New Thought: Tell us a little bit about your marriage to Blaine.
Mays: Our marriage is God-ordained, God-maintained, and God-sustained. We’ll have been married 50 years this October 2nd. We both receive some kind of help; God is working between us. I’m the Prayer Woman and the Love Woman back of the INTA President. It is such joy working side by side knowing what we know. You can’t change Truth, but you can sure help it along.
New Thought: Then you have been a part of the INTA effort since Blaine first took over as President in 1976.
Mays: Yes. In the early years, when we faced the challenge of losing the Los Angeles office, Blaine traveled by bus from our home in Glendale, Arizona to Los Angeles. He brought all the files into our home, and the children helped maintain them. The whole family helped INTA get back on its feet.
New Thought: Can you sum up your New Thought approach for us?
Mays: I get within myself and pray about any situation. Whatever the challenge, there is a solution. Be patient, not anxious; have faith in that all-knowing, loving Presence. There’s nothing that can’t be healed. My whole heart, mind, and body go into the situation.
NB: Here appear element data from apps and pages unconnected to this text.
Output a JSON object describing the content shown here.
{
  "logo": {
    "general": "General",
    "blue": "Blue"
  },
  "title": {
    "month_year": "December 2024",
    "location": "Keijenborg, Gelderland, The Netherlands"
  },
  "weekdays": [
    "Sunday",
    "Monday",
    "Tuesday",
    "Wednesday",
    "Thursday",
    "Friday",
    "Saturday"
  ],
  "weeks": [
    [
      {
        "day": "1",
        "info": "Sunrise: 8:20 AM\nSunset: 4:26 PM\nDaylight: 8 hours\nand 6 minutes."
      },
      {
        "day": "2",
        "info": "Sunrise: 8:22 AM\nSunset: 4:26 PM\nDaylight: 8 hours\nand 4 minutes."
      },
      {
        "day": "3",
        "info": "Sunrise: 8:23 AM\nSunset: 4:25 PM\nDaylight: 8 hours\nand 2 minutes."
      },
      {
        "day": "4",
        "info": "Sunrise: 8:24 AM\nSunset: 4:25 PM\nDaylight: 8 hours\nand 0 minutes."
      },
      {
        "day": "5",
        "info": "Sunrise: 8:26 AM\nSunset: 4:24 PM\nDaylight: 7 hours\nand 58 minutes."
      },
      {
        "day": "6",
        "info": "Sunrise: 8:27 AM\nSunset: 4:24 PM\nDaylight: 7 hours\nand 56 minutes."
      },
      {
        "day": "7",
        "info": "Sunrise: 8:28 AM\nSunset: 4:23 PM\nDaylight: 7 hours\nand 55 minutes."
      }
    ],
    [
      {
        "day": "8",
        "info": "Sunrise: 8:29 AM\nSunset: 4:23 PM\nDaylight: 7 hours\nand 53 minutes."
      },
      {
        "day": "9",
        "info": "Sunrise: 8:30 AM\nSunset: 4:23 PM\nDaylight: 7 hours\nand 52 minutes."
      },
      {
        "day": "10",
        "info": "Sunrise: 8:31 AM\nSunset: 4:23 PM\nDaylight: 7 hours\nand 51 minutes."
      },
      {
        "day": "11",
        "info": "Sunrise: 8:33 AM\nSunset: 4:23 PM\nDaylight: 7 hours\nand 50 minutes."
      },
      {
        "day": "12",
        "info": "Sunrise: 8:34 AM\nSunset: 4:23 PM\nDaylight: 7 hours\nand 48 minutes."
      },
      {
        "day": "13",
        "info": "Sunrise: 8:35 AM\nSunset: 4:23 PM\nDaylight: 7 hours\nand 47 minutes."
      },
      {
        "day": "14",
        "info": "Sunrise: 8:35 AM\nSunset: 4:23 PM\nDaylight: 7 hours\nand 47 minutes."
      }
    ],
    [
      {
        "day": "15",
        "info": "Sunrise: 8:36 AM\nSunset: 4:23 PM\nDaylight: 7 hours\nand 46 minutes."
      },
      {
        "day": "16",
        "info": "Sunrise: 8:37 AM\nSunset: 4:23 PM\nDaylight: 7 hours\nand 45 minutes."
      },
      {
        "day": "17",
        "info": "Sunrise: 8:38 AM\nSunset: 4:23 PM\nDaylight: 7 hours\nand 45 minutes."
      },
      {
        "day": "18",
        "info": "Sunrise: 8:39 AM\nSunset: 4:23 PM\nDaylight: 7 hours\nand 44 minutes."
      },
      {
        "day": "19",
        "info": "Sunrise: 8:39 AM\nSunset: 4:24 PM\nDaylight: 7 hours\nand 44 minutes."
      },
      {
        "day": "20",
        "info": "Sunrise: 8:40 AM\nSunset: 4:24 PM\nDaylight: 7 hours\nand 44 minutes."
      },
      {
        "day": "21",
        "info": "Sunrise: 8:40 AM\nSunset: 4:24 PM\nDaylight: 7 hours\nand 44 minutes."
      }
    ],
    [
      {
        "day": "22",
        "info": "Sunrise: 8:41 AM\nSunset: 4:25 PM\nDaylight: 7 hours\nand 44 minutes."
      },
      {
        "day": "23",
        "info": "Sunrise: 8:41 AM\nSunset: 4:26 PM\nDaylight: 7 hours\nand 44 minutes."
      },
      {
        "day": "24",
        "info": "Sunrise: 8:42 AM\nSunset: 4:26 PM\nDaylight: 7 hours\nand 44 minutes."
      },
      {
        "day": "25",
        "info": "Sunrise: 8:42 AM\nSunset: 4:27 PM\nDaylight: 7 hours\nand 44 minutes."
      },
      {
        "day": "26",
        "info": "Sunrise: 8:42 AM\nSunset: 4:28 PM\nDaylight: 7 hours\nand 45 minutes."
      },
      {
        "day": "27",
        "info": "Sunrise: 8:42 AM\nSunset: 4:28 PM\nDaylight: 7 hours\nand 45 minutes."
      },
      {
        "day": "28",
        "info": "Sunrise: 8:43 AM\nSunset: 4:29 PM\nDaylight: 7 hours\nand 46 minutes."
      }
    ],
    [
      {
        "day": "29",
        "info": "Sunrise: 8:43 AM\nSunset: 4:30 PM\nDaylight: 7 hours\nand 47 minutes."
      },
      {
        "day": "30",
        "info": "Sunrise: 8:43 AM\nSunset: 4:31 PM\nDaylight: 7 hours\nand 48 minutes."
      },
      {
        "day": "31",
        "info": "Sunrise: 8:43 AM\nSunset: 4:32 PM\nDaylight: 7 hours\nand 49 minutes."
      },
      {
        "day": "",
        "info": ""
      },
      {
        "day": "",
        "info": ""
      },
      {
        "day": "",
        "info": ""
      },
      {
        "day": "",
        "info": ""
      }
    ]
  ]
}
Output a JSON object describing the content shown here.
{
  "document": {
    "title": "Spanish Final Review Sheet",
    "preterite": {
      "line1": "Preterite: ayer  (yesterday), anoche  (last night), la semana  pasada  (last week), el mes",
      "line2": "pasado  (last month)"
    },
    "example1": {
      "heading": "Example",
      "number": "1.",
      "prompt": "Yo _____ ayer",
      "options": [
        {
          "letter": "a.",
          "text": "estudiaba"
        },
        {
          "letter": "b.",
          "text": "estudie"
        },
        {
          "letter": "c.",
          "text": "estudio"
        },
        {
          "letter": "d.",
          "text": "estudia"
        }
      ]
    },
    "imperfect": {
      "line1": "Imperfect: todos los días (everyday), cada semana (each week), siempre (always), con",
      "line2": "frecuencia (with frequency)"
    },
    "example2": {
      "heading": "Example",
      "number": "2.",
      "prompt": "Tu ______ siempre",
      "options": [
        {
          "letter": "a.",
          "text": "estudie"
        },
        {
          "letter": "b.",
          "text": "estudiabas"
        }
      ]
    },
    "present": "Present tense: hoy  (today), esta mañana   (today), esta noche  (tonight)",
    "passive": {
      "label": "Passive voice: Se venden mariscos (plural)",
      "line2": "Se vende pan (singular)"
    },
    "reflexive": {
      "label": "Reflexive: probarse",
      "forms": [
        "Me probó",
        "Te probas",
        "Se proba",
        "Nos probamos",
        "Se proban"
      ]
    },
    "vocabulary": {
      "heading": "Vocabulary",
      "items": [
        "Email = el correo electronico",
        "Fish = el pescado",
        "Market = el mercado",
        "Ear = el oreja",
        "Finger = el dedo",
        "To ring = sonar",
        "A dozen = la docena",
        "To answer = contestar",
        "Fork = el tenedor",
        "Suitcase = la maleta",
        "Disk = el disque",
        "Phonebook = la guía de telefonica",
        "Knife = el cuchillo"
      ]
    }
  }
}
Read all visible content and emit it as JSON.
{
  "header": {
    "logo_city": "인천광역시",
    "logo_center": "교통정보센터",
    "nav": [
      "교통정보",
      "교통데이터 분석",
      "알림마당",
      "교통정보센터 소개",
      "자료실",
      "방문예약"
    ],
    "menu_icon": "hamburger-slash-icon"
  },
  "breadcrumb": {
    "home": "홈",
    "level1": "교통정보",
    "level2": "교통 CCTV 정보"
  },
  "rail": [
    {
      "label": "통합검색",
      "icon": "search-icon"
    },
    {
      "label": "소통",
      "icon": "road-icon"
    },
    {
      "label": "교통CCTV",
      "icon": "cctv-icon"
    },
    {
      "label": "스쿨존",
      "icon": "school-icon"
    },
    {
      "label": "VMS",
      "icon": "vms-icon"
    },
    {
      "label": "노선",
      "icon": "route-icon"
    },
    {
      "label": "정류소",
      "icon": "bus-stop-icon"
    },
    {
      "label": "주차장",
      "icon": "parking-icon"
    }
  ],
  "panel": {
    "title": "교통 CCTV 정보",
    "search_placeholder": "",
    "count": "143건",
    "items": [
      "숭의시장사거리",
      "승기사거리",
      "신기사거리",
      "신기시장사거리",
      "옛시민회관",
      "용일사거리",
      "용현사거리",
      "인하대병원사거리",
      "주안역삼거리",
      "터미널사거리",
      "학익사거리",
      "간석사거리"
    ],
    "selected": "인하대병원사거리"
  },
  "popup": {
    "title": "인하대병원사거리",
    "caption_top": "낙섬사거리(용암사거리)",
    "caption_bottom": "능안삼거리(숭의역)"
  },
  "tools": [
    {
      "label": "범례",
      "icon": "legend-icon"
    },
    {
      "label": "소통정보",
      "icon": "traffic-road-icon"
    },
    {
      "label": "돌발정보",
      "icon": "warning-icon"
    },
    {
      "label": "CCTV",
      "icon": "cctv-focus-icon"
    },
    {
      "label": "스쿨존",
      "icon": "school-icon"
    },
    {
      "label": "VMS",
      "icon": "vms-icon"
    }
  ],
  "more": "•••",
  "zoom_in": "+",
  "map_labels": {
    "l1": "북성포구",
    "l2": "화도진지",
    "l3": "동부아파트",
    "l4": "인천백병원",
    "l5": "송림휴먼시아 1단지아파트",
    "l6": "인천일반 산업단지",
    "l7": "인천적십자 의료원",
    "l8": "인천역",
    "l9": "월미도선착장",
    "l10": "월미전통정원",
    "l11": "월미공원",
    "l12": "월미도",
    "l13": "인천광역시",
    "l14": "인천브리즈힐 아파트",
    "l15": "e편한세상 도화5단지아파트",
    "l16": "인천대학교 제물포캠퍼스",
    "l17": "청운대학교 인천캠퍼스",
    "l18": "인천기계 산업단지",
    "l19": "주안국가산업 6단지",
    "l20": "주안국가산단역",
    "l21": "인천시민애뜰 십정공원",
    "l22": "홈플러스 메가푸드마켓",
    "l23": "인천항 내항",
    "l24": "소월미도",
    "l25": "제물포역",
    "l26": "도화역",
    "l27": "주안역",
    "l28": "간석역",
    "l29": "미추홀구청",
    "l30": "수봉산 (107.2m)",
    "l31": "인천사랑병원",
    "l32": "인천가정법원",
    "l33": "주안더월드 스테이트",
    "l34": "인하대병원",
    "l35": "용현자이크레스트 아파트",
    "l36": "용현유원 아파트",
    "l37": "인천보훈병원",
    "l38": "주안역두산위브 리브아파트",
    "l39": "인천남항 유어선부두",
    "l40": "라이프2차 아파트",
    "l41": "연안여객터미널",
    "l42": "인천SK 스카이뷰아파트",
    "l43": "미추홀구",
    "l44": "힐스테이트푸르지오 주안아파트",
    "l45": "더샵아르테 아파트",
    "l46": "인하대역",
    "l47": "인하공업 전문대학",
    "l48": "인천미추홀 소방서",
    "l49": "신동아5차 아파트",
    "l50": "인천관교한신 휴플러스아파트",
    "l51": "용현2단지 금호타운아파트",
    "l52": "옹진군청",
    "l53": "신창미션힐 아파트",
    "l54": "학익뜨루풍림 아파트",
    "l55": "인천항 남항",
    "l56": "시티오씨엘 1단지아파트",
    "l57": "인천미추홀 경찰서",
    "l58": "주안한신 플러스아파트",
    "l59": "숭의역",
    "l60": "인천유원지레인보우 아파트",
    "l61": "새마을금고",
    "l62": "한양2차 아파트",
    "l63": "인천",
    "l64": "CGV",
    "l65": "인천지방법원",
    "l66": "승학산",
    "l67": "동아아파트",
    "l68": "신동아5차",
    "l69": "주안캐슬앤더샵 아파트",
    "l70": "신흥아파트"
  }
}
There’s a connection; there’s bonding; there’s all that wonderful good. And there’s no ego, no conceit in God’s vocabulary.